When a young man is diagnosed with a debilitating autoimmune disease with no cure, he and his father go on a journey to find answers and hope. Filmmaker Matt Embry and his family are ... See full summary »
On a Caribbean cruise, Jenny is marooned on a beach with her rock and roll idol. Deliriously in love with the idea of time alone with him, she manages to hide the fact that they're a stone's throw away from their resort.
When her brother decides to ditch for a couple weeks, Viola heads over to his elite boarding school, disguised as him, and proceeds to fall for his school's star soccer player, and soon learns she's not the only one with romantic troubles.
Young siblings Abby and Ethan are adopted by outwardly perfect parents Eve and Raymond Goode, only to find that that their new guardian's remote mansion is far from the idyllic abode that it initially appears to be.
Follow Nick Cannon on his quest to "take over" whatever he thinks needs fixin'. Like baseball, the London Bridge, your average Southern California Family, history class and more. Warning: "taking over" can lead to some crazy shenanigans!
An Incredibly Inspirational, Labor of Love, Made-for-TV, True Story!
It's usually best to try to be somewhat objective when writing a review. This simply wasn't possible in the case of "Living Proof". It's hard to be objective about death. My mother-in-law succumbed to cancer on February 24, almost 6 months ago to the day of posting this review. "MUST SEE" is a phrase you won't find in ANY of my 50 reviews until today.
For those of us who have had someone dear struck down by cancer, this is one film you owe it to yourself to see. As is frequently the case with true stories, the old "Truth IS Stranger than Fiction" adage inescapably comes to mind after viewing. With health care a hot- button issue that has figured prominently in the news, almost on a daily basis, in recent months, "Living Proof" should appeal to anyone and everyone who has an interest in this pivotal issue.

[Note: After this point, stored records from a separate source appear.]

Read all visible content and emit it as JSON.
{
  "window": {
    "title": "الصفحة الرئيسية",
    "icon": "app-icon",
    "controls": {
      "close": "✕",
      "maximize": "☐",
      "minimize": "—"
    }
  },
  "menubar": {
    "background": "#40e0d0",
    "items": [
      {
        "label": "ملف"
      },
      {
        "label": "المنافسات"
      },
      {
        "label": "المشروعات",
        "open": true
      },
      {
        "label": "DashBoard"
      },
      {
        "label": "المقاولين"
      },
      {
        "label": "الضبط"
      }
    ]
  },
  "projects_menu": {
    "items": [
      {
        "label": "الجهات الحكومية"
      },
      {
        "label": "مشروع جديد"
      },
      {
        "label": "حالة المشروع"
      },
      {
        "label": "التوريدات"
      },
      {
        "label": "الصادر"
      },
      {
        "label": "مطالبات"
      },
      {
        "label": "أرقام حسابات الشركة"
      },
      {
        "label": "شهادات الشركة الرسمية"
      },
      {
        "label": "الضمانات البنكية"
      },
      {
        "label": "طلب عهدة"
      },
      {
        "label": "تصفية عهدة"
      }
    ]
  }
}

The central thread of the story focuses on Dr. Dennis Slamon's heroic and arduous 12 year marathon research campaign to acquire FDA approval for his tumor-shrinking drug, Hercepton. Dr. Slamon, almost single- handed, eventually triumphs over a seemingly endless and insurmountable array of bureaucratic and administrative hurdles. Both Living Proof's true story itself and the ensemble acting merit 5*!
Considering it's made for TV origin, it is rather unusual to see three name actresses appear in the same film. Regina King, Swoosie Kurtz and Bernadette Peters all turn in Emmy nomination caliber performances. Harry Connick Jr., who portrays Dr. Slamon, does a commendable job, albeit not quite at the level of the 3 aforementioned actors. The following is an unresearched comment: Owing to the subject matter of this movie, I don't think it's much of a leap to assume that for many of the actors and crew involved, Living Proof was a labor of love.
Of course, it is difficult to watch at times, because watching people who are inconsolable, begging for medication that is their only viable hope for staying alive, isn't easy. It brought me to tears several times. The maudlin music was unoriginal and too prominent at times, for example.
3 of 3 people found this review helpful.
Was this review helpful to you?
| Report this